    1. I really hope that there will be an ever-growing transparency in government affairs, following this new trend. While some things may be best left private, we claim to be a democracy, yet it’s impossible to closely monitor what our elected officials are saying on our behalf, and keep them updated on our opinions. Maybe social media will make an actual dialogue more common

  4. I totally agree with Taylor and Meagan. Social media has opened up so many avenues to get involved and follow politics closely. I personally have the FoxNews App on my phone that I get on daily to just see what is going on. I actually had heard about this situation and to be honest I wasn’t that surprised. People are always muttering things under their breath and it is just unfortunate that they were caught doing so.
    I think what this mean is that all people, not only politicians need to be extra careful about what they say and especially where they say it. This comment may not have gone “viral” without social media but it would most likely still have been spread around to all the others at this UN meeting. I agree that people need to be cautious about what they do because of the threat of something going viral for the world to see.

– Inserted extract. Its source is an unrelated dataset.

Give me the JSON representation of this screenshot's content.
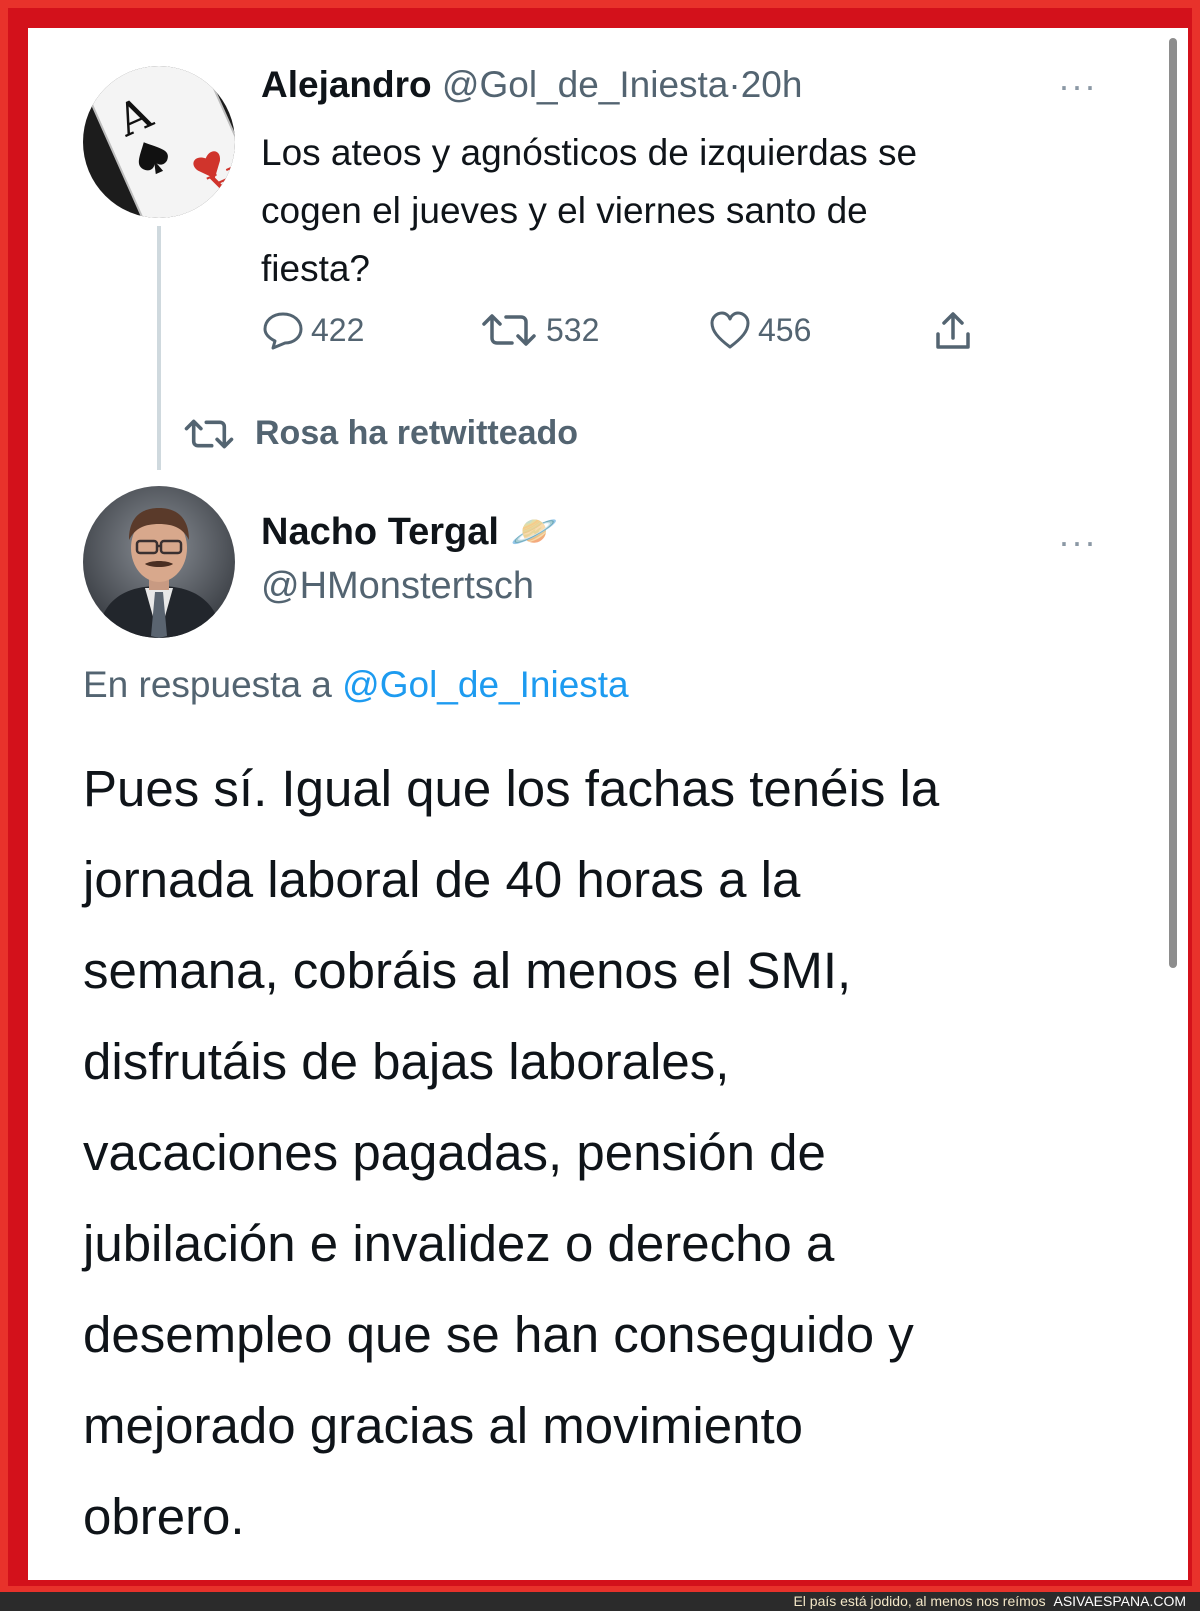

    1. While I agree that these incidents can be dangerous and/or unfortunate, I have to say this particular situation was more important than you give it credit for. UN bias against the State of Israel is a highly-discussed topic in the world of Israeli politics and advocacy, so a slip-up like this is exactly what we as advocates try to use as evidence to prove the existence of such bias in what is meant to be a stabilizing organization for the world’s many nations.

  5. Ah the image of the perfectly diplomatic UN is shattered. I think this is going to happen more and more as we move further into wearable technology and more adaptable forms of media. Who knows when someone will be recording you? That being said, I think the public is going to start to become a bit desensitized to remarks like those muttered by the UN official. These thoughtless comments, which we all make, are going to become run of the mill and boring after awhile.
    This situation speaks a lot to the future of privacy in politics and the media, like the other commenters said, so it should be interesting to see how it all plays out in the future!

    1. Please see my response to Covington about how this particular instance differs from all others.

%d bloggers like this: